Green motorcycles are often said to be bad luck. Why? By whom? And what's the story?
Many long time motorcycle riders seem to have explanations that have been passed down to them. A Google search reveals several dozen forum posts about the subject alone.
One rider explained that the olive-green painted WWII-era Harley-Davidson WLA bikes that were refurbished from wartime use to domestic use, were so worn out that they easily broke down on the road.
Another rider believed it was because the same WLAs were used by messengers, and that German snipers made a specific point to shoot these riders, who became easy targets.
There was also a rider who was told that it goes back to before WWII, when many British-made racing motorcycles were painted green, and often beat Harleys on the track. The bad luck somehow stuck to Harleys.
One person had heard that a green motorcycle could easily blend into the landscape and make it difficult to see.
As it turns out, the color green has been associated with bad luck and misfortune for centuries, way back before motorcycles and automobiles.
Green has long been associated with unripen fruit, translating into youth and inexperience among popular culture. Words and phrases like "greenhorn" and "green around the edges" are used to refer to someone as unskilled or unprepared.
The color also symbolizes jealousy and envy. The phrase, "green with envy" is common today, but hundreds of years ago, William Shakespeare used the expression, "green-eyed monster" to refer to the same thing.
Green is also used to illustrate sickness. "Green around the gills" is said to describe someone who looks nauseated. It's also used to describe spoiled food, in reference to mold. In another example, green swimming pools are avoided like the plague.
As it turns out, the bad luck extended to green motorcycles is also there with green automobiles.

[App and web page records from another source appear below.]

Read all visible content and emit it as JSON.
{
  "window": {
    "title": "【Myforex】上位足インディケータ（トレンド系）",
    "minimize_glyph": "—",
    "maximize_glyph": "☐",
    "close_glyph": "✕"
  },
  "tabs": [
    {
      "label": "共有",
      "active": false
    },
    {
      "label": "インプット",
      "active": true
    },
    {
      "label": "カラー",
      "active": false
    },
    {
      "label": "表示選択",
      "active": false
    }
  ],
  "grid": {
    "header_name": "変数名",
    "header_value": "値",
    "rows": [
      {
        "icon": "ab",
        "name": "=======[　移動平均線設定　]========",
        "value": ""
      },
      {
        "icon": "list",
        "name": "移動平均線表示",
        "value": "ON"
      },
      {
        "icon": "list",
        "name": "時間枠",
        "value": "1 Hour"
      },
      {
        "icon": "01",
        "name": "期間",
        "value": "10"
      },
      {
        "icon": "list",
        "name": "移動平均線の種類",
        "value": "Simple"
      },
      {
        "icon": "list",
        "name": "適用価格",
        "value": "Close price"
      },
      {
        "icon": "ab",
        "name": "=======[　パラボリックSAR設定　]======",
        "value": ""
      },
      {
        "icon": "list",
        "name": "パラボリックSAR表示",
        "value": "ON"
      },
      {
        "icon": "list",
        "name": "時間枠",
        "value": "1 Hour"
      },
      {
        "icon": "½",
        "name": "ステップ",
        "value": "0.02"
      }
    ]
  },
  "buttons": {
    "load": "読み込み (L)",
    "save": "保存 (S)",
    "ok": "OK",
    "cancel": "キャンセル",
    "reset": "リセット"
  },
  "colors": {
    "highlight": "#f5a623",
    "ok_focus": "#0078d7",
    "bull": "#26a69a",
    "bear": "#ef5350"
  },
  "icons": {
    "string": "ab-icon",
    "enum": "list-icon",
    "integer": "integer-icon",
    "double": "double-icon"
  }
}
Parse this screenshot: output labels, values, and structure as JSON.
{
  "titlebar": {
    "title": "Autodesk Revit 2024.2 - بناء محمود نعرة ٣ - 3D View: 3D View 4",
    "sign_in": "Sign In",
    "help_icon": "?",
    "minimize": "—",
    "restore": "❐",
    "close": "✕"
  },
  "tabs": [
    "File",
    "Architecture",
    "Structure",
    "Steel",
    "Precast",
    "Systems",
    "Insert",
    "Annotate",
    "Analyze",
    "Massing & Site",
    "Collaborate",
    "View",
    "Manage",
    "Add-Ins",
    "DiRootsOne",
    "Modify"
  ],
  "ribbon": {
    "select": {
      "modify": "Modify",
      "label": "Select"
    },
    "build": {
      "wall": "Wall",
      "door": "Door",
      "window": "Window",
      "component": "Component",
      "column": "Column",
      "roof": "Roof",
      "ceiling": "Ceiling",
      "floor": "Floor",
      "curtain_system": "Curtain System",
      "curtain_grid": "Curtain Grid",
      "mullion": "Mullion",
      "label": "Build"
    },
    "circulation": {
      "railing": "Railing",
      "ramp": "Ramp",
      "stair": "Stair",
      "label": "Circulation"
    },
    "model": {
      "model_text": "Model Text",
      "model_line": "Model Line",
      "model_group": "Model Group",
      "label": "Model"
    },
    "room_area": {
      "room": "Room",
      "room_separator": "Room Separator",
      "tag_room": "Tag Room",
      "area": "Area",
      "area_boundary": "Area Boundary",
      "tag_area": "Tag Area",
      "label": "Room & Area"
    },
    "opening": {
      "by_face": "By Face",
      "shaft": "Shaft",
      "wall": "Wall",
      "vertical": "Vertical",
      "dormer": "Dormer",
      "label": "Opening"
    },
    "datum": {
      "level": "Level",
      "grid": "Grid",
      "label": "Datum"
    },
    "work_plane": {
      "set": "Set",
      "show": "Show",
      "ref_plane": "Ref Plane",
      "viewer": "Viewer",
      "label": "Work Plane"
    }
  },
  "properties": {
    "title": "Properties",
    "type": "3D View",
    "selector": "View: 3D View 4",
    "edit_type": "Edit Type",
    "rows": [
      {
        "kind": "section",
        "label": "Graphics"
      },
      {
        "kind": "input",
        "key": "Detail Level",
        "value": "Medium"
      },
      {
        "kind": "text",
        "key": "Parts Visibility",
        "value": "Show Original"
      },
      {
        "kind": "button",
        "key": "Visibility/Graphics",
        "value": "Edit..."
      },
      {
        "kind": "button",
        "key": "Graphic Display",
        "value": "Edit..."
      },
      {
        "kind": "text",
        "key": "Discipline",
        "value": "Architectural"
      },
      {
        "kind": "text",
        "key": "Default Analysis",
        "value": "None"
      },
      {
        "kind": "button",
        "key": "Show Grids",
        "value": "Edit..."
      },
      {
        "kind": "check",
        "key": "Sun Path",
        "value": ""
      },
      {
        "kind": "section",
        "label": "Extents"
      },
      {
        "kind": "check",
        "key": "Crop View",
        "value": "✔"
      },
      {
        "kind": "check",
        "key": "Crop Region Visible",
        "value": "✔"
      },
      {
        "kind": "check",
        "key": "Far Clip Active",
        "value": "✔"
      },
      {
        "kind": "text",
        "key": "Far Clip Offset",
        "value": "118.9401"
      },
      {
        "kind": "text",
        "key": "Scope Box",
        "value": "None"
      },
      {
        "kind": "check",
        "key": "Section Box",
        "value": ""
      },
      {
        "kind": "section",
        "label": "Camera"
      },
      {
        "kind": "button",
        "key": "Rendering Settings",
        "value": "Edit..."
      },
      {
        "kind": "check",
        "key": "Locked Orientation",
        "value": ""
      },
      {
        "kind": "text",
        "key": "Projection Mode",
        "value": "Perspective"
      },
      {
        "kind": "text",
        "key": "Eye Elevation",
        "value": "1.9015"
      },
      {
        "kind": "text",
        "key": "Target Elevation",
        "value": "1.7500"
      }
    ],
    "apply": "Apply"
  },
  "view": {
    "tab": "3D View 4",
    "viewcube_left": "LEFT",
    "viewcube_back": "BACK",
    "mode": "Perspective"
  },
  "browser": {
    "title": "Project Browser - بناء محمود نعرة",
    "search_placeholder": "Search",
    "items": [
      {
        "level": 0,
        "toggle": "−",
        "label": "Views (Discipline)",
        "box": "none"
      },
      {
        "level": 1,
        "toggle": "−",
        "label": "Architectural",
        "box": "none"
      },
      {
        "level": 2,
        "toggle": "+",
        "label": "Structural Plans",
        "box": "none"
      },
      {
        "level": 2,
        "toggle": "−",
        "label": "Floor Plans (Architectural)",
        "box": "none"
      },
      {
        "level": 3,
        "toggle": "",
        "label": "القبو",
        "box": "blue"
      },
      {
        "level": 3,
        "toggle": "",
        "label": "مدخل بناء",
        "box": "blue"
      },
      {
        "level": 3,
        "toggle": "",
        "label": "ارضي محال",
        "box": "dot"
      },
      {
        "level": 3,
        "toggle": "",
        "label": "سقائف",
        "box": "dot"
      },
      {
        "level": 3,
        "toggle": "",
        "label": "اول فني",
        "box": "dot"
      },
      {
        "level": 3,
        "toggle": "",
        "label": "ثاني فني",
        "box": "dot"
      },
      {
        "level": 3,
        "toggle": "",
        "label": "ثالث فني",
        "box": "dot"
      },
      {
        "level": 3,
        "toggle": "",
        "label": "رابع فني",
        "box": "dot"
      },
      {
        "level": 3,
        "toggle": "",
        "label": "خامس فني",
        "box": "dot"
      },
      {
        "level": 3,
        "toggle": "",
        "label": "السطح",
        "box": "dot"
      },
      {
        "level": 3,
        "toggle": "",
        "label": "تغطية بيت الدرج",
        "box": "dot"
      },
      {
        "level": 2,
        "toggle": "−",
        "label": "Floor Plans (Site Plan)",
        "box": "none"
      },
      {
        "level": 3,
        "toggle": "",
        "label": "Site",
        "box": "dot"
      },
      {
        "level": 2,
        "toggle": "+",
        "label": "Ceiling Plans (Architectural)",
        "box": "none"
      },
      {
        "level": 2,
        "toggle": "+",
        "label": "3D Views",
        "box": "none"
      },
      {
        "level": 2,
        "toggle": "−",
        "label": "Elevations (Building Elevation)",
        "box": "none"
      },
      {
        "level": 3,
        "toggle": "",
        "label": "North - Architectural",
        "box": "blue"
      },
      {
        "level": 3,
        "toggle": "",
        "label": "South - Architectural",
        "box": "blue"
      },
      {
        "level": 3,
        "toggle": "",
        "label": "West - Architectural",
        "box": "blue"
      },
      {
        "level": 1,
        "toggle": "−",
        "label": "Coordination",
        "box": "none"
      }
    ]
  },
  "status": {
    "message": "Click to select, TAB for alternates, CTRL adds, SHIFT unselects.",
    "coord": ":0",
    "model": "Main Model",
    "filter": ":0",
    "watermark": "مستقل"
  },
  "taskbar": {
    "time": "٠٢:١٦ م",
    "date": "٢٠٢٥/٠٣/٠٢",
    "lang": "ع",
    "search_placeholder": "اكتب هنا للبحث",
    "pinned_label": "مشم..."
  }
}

According to Snopes.com, green cars have hit a string of bad luck for as long as there have been cars.
To those of a superstitious bent, green cars seem far more prone than those of other hue to develop mysterious ailments and proclivities: strange rattles, odd knocks, and abrupt pulls towards the road's edge (especially when there are concrete bridge abutments such vehicles might be drawn into).
Snopes goes on to illustrate the superstition of green in auto racing, pointing out that Mario Andretti never signs autographs with green ink, and that Joe Weatherly once removed his socks for a race because rain had changed their color from blue to green.
The bad luck of green motorcycles is really just an extension of the bad luck of green-hued automobiles, which is likely an extension of green as a unlucky color throughout history.